### Task requirements
Look through the records below and collect all lines that hold the string "gradle".

(Dataset excerpts)
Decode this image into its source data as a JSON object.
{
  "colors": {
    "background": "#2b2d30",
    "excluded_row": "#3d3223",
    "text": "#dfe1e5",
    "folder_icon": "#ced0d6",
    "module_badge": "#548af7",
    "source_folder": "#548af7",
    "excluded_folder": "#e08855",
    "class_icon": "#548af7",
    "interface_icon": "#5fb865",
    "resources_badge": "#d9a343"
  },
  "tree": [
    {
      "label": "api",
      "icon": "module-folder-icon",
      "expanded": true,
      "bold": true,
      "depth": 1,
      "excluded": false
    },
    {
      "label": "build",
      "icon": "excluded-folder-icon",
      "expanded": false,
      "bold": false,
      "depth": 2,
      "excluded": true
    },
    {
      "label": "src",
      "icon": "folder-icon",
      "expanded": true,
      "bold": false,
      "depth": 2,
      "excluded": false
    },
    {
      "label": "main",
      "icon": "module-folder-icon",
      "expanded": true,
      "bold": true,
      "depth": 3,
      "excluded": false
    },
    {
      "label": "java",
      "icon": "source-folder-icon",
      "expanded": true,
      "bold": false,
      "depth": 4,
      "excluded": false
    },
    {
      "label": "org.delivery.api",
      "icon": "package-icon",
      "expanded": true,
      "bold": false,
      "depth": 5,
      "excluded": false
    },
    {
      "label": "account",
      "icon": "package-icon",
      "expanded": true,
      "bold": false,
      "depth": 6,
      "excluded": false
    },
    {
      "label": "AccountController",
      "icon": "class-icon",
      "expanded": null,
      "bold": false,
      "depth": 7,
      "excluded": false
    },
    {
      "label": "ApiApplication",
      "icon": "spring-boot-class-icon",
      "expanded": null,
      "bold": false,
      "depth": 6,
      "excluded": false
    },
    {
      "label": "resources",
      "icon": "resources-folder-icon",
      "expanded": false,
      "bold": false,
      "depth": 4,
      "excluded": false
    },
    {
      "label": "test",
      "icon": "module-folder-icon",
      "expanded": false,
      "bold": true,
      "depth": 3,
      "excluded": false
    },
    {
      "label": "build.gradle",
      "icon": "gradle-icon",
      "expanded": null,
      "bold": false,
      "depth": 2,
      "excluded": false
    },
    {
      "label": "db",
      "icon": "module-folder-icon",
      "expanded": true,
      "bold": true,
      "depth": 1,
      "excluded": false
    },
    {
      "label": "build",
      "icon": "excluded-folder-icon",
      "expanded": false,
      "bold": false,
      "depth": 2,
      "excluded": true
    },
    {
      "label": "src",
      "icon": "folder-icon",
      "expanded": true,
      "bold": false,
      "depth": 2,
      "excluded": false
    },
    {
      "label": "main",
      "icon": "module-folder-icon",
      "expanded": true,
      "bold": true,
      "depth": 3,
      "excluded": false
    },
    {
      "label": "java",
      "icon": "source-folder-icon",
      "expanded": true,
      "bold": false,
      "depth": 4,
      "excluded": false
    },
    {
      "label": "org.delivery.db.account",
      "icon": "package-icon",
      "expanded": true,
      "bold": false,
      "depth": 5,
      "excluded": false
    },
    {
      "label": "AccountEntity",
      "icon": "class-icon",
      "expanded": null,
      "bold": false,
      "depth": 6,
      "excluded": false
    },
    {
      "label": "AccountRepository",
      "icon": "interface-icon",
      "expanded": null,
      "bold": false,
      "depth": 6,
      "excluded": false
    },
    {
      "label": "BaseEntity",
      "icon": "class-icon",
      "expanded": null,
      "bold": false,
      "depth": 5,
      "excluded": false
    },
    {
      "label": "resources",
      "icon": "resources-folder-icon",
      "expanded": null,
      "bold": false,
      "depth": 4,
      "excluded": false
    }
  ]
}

### Completed exercise
      "label": "build.gradle",
      "icon": "gradle-icon",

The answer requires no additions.